Marshall was charged with, and indicted for, Drug Induced Death, Possession of CDS with the Intent to Distribute, Possession of CDS, and Conspiracy to Distribute CDS.
STATE v. AUSTIN COOPER
On December 26, 2017, a 15-year-old female juvenile victim (M.M.) was found unconscious and unresponsive in the bedroom of her Evesham Township, New Jersey home by her father.
Evesham Township Police Department (ETPD) officers and medical personnel responded to M.M.’s residence and found that she had suffered from a probable heroin/opiate overdose.
M.M. was transported to Virtua Hospital, but never regained consciousness. M.M. was almost immediately airlifted to Children’s Hospital of Pennsylvania and placed on life support. M.M. passed away on December 28, 2017 as a result of complications of drug toxicity.
A forensic analysis of her cellular telephone revealed that she had contacted the defendant, Austin Cooper to purchase heroin in the weeks leading up to her fatal overdose.

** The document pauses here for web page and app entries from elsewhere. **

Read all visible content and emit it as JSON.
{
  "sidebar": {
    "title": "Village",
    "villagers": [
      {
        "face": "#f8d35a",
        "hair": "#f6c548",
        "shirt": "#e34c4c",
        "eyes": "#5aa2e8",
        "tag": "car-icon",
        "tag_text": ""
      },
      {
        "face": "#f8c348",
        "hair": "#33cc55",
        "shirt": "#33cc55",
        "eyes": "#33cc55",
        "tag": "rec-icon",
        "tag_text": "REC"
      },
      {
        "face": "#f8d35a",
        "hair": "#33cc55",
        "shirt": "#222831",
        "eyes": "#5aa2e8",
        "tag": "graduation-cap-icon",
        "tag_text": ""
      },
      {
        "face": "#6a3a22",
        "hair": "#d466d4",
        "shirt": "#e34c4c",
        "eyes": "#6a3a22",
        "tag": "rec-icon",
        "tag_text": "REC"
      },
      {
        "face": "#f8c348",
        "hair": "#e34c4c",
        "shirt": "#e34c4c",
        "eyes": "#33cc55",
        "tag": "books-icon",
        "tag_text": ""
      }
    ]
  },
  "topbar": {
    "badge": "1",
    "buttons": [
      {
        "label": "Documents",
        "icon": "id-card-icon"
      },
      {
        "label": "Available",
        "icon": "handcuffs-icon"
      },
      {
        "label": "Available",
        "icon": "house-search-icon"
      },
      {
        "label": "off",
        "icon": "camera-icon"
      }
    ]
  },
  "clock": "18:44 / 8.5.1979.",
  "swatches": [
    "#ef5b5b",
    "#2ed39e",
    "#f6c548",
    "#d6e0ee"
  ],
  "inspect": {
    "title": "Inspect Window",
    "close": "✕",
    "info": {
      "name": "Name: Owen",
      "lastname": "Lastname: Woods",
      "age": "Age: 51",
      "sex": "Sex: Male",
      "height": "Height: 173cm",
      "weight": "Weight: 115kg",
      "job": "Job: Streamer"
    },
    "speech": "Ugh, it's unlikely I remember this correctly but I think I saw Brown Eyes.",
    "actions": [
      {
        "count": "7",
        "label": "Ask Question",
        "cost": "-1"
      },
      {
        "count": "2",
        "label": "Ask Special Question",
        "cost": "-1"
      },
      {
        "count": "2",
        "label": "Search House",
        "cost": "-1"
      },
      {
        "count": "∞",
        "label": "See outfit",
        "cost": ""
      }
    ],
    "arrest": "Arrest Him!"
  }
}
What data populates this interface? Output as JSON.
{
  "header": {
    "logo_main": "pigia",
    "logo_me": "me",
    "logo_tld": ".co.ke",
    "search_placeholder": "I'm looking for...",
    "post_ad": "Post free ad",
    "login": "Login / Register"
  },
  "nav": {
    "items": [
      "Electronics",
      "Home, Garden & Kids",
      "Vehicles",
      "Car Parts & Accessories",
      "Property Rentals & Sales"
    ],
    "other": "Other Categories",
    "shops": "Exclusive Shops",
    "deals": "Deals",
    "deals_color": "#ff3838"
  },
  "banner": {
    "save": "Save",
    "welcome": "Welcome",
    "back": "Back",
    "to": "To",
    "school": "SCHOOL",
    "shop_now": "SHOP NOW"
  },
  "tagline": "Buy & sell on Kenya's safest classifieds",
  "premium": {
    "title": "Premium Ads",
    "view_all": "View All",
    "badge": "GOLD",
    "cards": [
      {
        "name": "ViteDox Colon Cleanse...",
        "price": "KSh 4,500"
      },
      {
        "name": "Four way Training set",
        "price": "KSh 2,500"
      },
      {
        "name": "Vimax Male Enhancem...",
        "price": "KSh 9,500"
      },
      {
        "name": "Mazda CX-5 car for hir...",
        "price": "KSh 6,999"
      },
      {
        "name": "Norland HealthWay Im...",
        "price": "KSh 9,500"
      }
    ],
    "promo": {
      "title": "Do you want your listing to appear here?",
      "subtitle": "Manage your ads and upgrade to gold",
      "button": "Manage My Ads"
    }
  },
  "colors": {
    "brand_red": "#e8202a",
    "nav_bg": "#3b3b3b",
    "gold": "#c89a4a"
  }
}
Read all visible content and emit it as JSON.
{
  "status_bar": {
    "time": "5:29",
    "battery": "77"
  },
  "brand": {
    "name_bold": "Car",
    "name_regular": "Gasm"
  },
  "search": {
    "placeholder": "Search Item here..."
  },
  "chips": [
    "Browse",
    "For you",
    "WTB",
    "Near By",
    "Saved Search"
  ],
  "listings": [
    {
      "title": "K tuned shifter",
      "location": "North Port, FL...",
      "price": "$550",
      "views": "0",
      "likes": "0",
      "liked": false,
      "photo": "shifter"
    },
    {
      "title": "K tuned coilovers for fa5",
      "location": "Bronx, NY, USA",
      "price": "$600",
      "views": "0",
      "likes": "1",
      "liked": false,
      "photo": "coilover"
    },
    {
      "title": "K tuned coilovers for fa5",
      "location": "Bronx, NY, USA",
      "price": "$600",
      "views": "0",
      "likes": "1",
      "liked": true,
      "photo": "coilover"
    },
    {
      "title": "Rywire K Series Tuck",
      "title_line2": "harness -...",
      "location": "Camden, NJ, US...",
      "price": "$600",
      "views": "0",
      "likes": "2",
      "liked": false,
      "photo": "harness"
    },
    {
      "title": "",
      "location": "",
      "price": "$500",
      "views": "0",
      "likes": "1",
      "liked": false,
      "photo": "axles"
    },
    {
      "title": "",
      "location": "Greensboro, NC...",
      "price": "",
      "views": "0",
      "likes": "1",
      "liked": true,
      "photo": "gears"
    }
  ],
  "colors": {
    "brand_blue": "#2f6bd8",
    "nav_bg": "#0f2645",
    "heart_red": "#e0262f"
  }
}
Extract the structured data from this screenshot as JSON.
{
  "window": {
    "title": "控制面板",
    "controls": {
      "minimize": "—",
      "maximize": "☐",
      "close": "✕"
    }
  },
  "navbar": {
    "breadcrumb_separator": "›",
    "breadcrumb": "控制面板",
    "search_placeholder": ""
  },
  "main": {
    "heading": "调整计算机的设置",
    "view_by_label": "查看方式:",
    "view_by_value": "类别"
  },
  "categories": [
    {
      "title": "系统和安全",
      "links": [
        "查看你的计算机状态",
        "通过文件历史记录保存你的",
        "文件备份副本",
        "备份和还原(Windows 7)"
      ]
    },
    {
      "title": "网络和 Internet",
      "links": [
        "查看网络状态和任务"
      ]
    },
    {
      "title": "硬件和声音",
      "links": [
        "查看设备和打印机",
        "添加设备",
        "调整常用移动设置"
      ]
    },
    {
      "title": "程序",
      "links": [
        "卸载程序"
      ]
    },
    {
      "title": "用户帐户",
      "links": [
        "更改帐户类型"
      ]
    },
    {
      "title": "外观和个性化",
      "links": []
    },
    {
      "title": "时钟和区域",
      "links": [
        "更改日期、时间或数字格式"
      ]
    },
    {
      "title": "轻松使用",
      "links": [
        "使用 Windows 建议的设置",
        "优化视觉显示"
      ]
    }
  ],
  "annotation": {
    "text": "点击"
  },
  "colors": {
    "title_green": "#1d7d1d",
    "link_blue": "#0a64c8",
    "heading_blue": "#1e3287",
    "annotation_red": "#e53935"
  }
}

Law enforcement identified and located Cooper. GGNTF detectives and ETPD officers executed a search warrant at Cooper’s residence and seized a distribution-level quantity of heroin, fentanyl, and electronic communication devices, including, but not limited to, a cellular telephone and laptop computer.
A forensic analysis of these devices revealed that Cooper had conducted internet searches around the time of M.M.’s death related to narcotics distribution and the avoidance of law enforcement investigative techniques. These searches included “How to get a girl addicted to heroin,” “How to get people addicted to heroin,” “How to cut fentanyl with heroin,” and searches related to what kind of information law enforcement officers could obtain from a forensic search of a cellular telephone.
The forensic analysis also revealed multiple communications between Cooper and other parties during which Cooper stated that he was responsible for killing M.M. with a fatal dose of heroin. Despite believing that his narcotics had killed M.M., Cooper continued to buy and distribute heroin and fentanyl.
Laboratory analysis of M.M.’s bodily fluids and an autopsy of M.M. revealed that she died from an overdose of heroin.
Cooper was charged with, and indicted for, First Degree Drug Induced Death and multiple counts of Distribution of CDS/Possession of CDS/Possession of CDS with the Intent to Distribute based upon the narcotics seized and the time of the execution of the search warrant and the distribution of the fatal dose of heroin to M.M.
In April of 2019, Cooper pleaded guilty to one count of Drug Induced Death. In June of 2019, Cooper was sentenced to eight years in the care and custody of the New Jersey Department of Corrections, 85% of which must be served before he is eligible for parole.
H-BLOCK CRIMINAL STREET GANG INVESTIGATION
Members of this Trenton-based mostly juvenile criminal street gang were arrested in Burlington and Mercer Counties and multiple search warrants executed on the residences or locations utilized by members following the social media posting of a robbery and assault upon a victim (D.C.) and a reported accidental shooting of a juvenile victim (A.R.) by a juvenile suspect (A.C.) at a Willingboro Township car wash.
Law enforcement’s concern was heightened again when a few days after the shooting and assault of A.C., H-Block Members were captured on social media brandishing firearms, including a Mac-11 automatic pistol, while riding in the rear of an Uber car.
Multiple firearms, including a Mac-11 automatic pistol, were seized as a result of these search warrants.
The investigation was led by BCPO GGNTF detectives and assisted by the Florence Township Police Department, the Mercer County Prosecutors Office, the Trenton City Police Department, the Willingboro Township Police Department, and the Pemberton Township Police Department.
H-Block has been effectively dismantled and rendered ineffectual. This case serves as a good example of pro-active, modern policing which serves the interests of the community.